DAILY MEDIA UPDATE

                                                                                                        

Honolulu and Maui Stay-at-Home Orders

Honolulu Mayor Kirk Caldwell and Maui Mayor Michael Victorino have issued stay-at-home, work-at-home orders for their islands. In the City and County of Honolulu the order takes effect today (March 23, 2020) at 4:30 p.m. and requires all residents to stay and work from home through Thursday, April 30, 2020 at 4:30 p.m. Certain essential activities associated with identified essential businesses and services are not covered by the Mayor’s order.

On Maui the Mayor’s order takes effect on Wednesday, March 25, 2020 at 12:01 a.m. and continues until April 30, 2020.

Both orders are implemented to reduce the risk of spread of the COVID-19 virus and to protect the ability of public and private healthcare providers to handle the influx of new patients and to safeguard public health and safety. Many additional closures and restrictions are in place statewide and the Dept. of Health encourages all citizens to stay up-to-date and to practice social distancing protocols at all times.

Governor’s Order for Self-Quarantine of All Travelers to Hawai‘i

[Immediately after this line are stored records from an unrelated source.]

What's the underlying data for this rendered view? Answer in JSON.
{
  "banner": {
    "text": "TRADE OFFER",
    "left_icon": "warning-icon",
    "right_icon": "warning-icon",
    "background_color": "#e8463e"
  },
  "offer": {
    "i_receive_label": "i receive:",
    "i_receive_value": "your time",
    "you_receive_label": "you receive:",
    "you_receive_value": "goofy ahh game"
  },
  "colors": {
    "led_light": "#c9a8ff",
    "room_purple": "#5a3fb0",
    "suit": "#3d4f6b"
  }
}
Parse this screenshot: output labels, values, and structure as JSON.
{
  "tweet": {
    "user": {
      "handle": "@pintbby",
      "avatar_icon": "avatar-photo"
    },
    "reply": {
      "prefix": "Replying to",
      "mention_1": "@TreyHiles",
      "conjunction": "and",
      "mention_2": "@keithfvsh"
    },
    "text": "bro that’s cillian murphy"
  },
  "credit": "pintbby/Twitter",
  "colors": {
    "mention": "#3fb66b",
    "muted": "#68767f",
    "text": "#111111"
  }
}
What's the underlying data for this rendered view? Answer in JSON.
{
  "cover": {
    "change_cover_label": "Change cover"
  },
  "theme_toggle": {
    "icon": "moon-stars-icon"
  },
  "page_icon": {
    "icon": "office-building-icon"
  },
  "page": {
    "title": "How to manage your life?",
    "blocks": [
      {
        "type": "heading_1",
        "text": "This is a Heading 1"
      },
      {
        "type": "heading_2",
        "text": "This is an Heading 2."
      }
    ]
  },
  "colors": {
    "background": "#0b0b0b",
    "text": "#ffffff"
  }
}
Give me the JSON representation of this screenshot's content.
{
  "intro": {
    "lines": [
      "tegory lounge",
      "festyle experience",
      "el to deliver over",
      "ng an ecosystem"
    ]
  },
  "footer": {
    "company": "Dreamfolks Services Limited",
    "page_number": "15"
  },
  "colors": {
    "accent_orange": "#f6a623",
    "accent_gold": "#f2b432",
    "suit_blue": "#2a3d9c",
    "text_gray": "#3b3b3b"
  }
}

Effective, Thursday, March 26, 2020, Governor David Ige has ordered that all persons entering the State of Hawai‘i to self-quarantine for 14 days or for the duration of their stay in Hawai‘i, whichever is shorter. Upon arrival, residents are required to quarantine in a designated location in their residence. Visitors will quarantine in their hotel room, rented lodging or in a room if staying at a residence. Quarantined individuals may only leave their designated location for medical emergencies or to seek medical care. Failure to comply with all rules and protocols related to quarantines is punishable by fines of up to $5,000 and/or imprisonment of up to one year.

FDA Guidance on Food Safety

The U.S. Food and Drug Administration has provided guidance on food safety for the COVID-19 pandemic. Currently there is no evidence that the virus has spread from food or food packaging. The FDA is also aggressively monitoring the market for fraudulent COVID-19 testing kits.  Complete information on food safety and approved testing can be found at: http://www.afdo.org

The DOH reminds people to be judicious when shopping for food and essential goods so that kūpuna and others in need are able to purchase necessary items.

Who should be tested?

Individuals who are not experiencing systems do not need to be tested. DOH strongly urges public health and healthcare professionals to prioritize testing among three specific groups:

  1. Health care workers and first responders with COVID-19 symptoms.

  2. Older Americans who have symptoms of COVID-19, especially those living in congregate settings.

  3. Individuals who may have other illnesses that would be treated differently if they were infected with COVID-19 and therefore physician judgment is especially important for this population.

Other people with mild illness should help protect our most vulnerable and conserve our precious supplies by practicing social distancing measures, monitoring their illness, and calling their healthcare provider if their symptoms worsen or persist. 

Guidance and guidelines for public health professionals and healthcare workers: www.cdc.gov/covid19

Social Distancing

COVID-19 recommendations are changing the rules on how much physical distance individuals should keep from each other. Cancelling events that do not allow attendees to be at least six feet apart—the equivalent of two arms-length—and avoiding unnecessary physical meeting with others are proven strategies to mitigate the spread of the virus. The effectiveness of these initiatives largely depends on the cooperation and compliance from the public.

21 New Positive Cases on three islands

As of March 23, 2020, there is a total of 77 presumptive or positive COVID-19 cases in Hawai‘i. 61 of these cases involve Hawai‘i residents and the majority (49) are on O‘ahu. Travel or contact with a traveler is the risk factor in 47 cases, and only one case has no travel history. The cause of the virus in 29 cases is unknown. Please note, that as the number of cases rises daily it may take health professionals longer to investigate possible sources for individual cases.

(CBP).

Links

COVID-19-nCoV Global Cases by Johns Hopkins CSSE 

Quality Healthcare for our Hawai'i Island "Ohana"

Family at a Beach